### [TASK REQUIREMENTS]
What you return should be each line of the data containing the string "this".
[DATA SHOWN Boundary: Start]
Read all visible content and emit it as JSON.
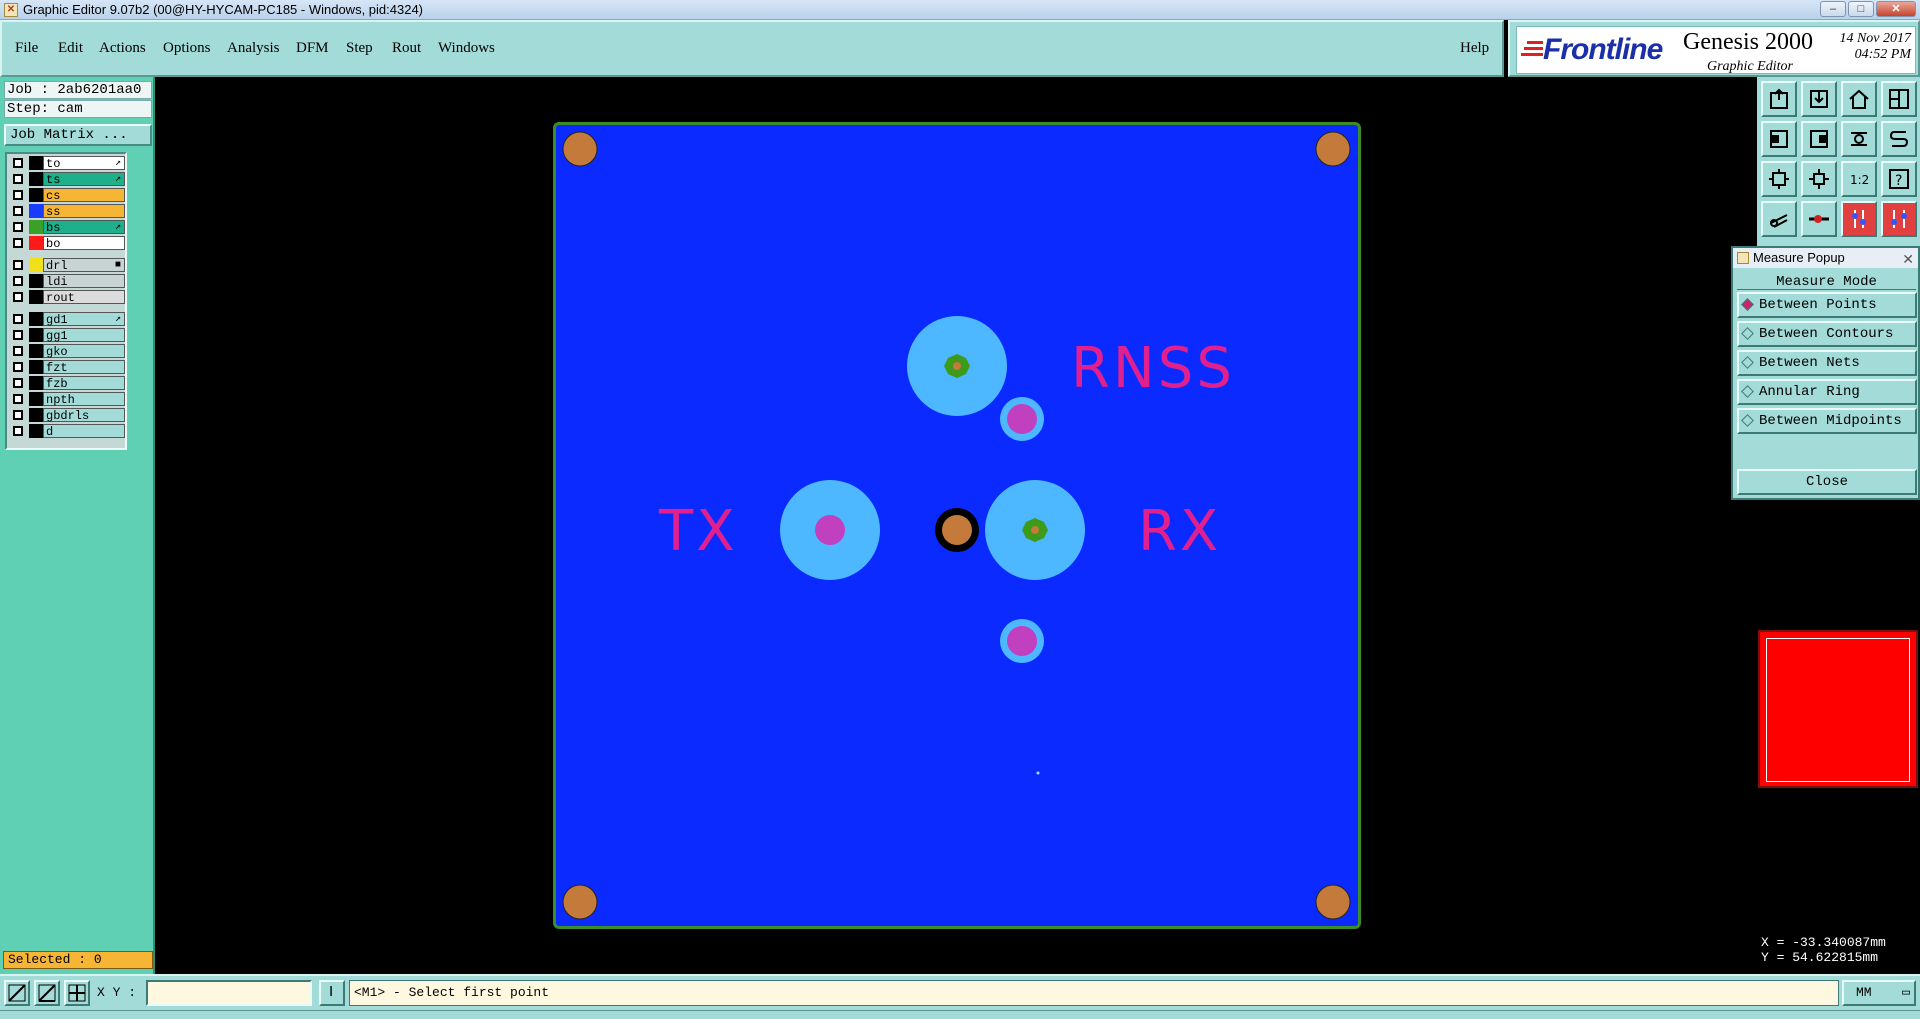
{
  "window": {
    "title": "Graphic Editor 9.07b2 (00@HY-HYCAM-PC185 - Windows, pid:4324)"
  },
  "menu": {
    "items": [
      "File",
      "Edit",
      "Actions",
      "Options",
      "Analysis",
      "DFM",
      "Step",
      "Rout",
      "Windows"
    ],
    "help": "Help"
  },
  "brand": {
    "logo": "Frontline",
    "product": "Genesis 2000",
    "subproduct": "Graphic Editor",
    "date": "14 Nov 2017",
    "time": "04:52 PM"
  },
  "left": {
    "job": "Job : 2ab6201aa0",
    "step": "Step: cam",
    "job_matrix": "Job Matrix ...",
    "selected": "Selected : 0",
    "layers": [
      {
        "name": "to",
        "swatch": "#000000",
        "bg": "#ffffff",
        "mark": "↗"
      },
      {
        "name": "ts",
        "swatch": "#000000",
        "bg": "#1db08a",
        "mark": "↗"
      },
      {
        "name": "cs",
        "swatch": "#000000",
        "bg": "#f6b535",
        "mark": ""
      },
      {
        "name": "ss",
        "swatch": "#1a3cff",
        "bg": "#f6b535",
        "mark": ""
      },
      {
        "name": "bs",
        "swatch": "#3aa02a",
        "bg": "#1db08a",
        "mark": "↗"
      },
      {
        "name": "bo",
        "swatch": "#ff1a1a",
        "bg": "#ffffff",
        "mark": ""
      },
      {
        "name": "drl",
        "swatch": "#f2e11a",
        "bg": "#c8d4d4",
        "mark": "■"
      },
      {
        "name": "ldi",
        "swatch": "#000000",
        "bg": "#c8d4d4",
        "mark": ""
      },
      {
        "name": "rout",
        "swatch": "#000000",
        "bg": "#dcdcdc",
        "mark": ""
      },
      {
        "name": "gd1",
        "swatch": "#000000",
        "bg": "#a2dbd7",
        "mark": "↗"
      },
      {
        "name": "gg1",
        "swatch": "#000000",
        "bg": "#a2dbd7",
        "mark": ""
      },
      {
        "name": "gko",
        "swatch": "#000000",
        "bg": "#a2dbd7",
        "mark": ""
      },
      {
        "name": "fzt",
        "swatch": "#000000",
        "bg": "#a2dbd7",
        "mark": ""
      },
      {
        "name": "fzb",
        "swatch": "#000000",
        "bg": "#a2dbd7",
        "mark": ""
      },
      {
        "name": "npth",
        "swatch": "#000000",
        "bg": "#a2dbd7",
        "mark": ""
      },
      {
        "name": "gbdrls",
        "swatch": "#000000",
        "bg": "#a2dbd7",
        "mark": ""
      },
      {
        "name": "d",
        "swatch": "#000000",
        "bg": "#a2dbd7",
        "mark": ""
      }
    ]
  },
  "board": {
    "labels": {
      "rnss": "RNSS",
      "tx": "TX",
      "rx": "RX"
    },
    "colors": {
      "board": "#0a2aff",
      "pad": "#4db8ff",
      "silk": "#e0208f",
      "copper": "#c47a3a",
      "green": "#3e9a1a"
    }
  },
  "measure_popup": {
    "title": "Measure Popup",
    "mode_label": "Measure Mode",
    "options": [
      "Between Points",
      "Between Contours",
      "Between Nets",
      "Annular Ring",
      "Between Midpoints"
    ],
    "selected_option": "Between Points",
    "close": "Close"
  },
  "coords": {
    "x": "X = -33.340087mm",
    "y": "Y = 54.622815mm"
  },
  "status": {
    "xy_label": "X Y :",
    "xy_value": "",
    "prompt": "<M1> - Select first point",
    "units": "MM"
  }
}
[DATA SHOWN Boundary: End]
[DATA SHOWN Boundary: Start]
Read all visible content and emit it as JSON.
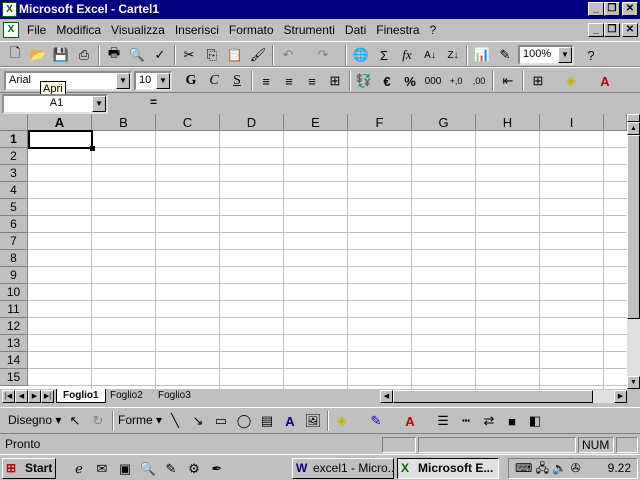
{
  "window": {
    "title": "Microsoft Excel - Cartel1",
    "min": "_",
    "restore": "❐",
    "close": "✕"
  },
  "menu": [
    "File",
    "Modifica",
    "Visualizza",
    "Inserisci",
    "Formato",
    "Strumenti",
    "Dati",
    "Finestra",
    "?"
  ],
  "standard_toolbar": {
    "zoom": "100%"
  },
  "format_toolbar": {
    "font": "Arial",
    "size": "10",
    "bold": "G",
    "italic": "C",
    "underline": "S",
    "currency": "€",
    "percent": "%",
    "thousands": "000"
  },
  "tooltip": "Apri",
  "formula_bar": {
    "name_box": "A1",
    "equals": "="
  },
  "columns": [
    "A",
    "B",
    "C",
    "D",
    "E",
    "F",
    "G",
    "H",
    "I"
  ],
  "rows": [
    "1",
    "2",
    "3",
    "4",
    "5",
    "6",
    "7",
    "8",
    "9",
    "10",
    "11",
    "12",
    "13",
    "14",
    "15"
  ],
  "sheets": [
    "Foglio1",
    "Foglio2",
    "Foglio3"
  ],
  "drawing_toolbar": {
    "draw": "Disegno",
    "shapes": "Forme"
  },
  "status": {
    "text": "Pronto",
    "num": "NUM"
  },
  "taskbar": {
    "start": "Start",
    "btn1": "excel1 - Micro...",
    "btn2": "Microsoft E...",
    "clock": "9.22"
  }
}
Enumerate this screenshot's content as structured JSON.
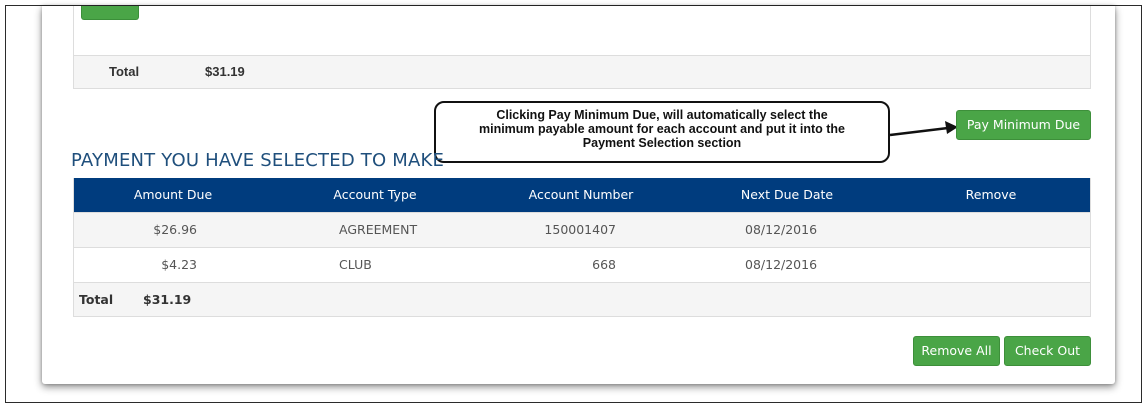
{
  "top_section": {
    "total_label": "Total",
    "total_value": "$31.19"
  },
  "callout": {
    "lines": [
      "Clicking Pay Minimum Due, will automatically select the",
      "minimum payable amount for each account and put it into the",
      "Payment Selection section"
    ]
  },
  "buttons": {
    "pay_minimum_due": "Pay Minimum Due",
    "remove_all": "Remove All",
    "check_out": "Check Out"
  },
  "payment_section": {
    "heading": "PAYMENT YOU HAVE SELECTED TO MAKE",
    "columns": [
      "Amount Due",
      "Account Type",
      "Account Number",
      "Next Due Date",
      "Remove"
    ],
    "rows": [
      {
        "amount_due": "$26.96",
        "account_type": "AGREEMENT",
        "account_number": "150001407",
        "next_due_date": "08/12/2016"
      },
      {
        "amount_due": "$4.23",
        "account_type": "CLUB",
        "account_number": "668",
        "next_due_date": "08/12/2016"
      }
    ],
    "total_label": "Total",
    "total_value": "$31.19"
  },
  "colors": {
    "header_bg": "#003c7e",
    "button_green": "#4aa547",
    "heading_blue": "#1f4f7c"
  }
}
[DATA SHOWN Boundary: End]
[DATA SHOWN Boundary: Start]
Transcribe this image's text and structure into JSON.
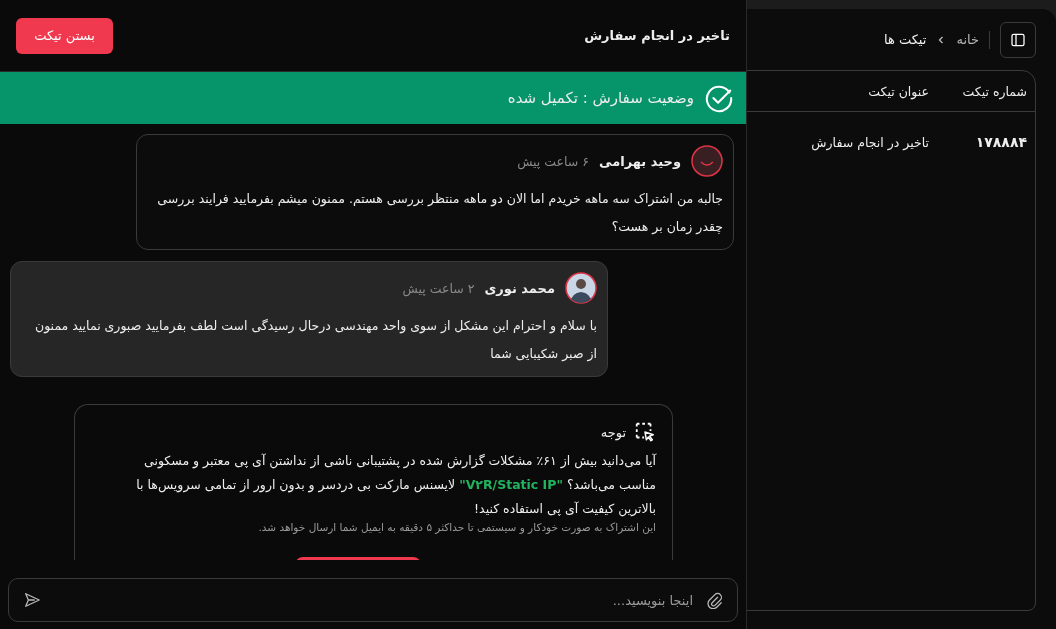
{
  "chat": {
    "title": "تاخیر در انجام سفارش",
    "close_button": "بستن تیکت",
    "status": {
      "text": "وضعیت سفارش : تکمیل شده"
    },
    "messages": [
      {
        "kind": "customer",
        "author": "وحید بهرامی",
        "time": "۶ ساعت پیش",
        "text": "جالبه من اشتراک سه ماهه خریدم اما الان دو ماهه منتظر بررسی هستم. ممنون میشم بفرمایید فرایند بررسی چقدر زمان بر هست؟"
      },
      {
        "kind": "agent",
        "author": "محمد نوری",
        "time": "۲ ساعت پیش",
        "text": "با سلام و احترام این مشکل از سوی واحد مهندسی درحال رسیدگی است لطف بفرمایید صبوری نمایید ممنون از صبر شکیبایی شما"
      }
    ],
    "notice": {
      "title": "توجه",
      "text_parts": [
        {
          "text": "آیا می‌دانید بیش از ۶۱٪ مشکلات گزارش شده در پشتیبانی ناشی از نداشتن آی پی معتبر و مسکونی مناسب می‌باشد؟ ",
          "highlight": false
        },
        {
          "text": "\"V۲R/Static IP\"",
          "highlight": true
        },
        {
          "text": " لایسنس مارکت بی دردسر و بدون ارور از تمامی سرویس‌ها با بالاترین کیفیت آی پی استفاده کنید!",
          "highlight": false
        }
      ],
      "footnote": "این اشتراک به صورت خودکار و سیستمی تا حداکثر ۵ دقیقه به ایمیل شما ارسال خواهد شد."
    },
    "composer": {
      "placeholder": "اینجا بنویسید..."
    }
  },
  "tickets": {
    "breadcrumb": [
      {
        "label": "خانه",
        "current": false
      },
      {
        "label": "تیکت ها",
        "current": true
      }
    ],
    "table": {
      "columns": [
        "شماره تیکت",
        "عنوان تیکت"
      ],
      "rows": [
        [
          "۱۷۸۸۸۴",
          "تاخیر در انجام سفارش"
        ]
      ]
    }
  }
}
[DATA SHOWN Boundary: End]
### [EXPECTED ANSWER]
Enumerate this screenshot's content as structured JSON.
Transcribe this image's text and structure into JSON.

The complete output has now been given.